Along with solid Christian themes, the book delves into political and philosophical areas, especially in regards to the idea of American exceptionalism. It calls America a "land of promise", and perhaps in what could be a warning to our current time it teaches that "any righteous society possessing the land would be protected, whereas if they became wicked they would be destroyed and replaced with a more righteous civilization."
Joseph Smith himself was born in Vermont in 1805. In 1823 he claims to have been visited by the angel 'Moroni' who was the guardian of and who first revealed the 'golden plates' to Smith, and who eventually allowed Smith to dig them up and translate them. The translation was completed in 1830, and the Book of Mormon was then first published and the 'Church of Christ' was first formed.
The church in it's earliest days under Smith's leadership grew through periods of drama and scandal spreading from New York through to Ohio, Missouri, and Illinois among other stops. Many of it's early leaders who would go on to become legendary figures, such as Brigham Young, came to the church in these years. It was in Illinois in 1844 that Smith met his end, assassinated by an anti-Mormon group inspired in part by his embracing and teaching of polygamy.
One idea that had triggered much hatred towards the Mormons was this introduction of 'the Principle' of plural marriage, popularly known as the practice of polygamy. Smith claimed to be inspired to the practice himself, and it is thus still practiced today by fundamentalist Mormons who believe that they should practice the faith in the way that Smith did. The LDS church officially banned polygamy in 1890 after it was officially declared illegal, and any church member now caught practicing it is excommunicated.
While it is these fundamentalist sects that draw much attention from the government and the sensationalist headline-seeking news media, and while it also is the main story line of "Big Love", this relatively small segment does not represent mainstream modern day LDS beliefs.

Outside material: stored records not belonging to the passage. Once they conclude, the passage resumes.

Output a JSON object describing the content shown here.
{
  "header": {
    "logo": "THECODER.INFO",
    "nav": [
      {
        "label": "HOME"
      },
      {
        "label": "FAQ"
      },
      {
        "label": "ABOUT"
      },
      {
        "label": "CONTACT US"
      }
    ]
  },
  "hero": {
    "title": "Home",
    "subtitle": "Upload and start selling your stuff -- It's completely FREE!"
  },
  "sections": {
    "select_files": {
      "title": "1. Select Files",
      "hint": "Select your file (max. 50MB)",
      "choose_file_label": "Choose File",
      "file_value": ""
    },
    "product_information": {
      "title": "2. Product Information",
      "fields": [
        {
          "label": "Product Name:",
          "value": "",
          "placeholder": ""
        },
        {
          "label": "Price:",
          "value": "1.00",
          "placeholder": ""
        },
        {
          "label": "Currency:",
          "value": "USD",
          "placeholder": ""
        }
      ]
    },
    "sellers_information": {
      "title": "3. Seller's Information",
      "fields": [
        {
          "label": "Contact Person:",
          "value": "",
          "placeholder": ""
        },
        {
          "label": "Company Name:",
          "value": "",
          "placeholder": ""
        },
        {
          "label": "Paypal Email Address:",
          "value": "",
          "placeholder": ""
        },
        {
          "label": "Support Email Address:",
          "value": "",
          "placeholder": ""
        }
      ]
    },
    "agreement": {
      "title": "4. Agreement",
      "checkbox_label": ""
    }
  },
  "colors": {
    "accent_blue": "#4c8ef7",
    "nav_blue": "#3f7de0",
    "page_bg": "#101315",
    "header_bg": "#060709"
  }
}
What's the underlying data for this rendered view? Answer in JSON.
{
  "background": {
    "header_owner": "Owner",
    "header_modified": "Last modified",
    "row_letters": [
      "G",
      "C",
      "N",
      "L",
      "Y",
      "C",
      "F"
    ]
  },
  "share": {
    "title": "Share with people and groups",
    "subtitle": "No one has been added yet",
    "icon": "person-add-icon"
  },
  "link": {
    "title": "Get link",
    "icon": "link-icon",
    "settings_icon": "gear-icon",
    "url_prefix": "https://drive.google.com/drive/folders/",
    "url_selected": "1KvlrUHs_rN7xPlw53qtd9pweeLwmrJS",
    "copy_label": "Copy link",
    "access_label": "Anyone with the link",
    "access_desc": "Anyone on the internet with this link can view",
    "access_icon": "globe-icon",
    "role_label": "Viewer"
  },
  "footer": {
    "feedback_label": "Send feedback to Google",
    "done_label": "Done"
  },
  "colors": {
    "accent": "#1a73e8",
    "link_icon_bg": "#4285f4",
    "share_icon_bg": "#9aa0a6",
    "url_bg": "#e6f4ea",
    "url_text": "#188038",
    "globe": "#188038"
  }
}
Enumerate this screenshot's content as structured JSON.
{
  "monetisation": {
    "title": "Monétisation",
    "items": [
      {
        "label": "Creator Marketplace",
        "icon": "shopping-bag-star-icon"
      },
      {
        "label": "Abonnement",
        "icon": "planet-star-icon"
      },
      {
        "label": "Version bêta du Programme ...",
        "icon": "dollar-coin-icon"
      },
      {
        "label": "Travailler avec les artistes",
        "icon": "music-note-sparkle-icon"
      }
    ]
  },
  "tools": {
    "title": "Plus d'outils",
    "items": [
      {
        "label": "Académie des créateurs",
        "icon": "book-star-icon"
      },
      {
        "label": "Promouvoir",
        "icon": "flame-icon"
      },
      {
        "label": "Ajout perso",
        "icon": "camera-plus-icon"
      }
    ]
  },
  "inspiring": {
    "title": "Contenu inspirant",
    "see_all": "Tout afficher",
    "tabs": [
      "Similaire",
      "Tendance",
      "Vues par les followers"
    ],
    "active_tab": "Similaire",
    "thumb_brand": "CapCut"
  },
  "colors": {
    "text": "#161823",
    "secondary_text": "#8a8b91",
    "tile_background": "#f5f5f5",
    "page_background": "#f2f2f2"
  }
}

The bottom line is that the LDS church is a Christian church, it has over 13 million members worldwide, is the 2nd-fastest growing church in America, it believes in the divinity of and teachings of Christ, and is as 'mainstream' as any other Christian faith.
As most everyone who follows this little blog of mine knows, I am a Catholic through and through, and I would enthusiastically encourage every single member of the LDS church, any other Christian church, and any other faith system at all to closely explore and strongly consider joining what I believe to be God's one true church. Catholicism is where I believe the best interpretations of his Word can be found. But for all it's critics out there, the fact of the matter on the LDS church is that Mormons are Christians too.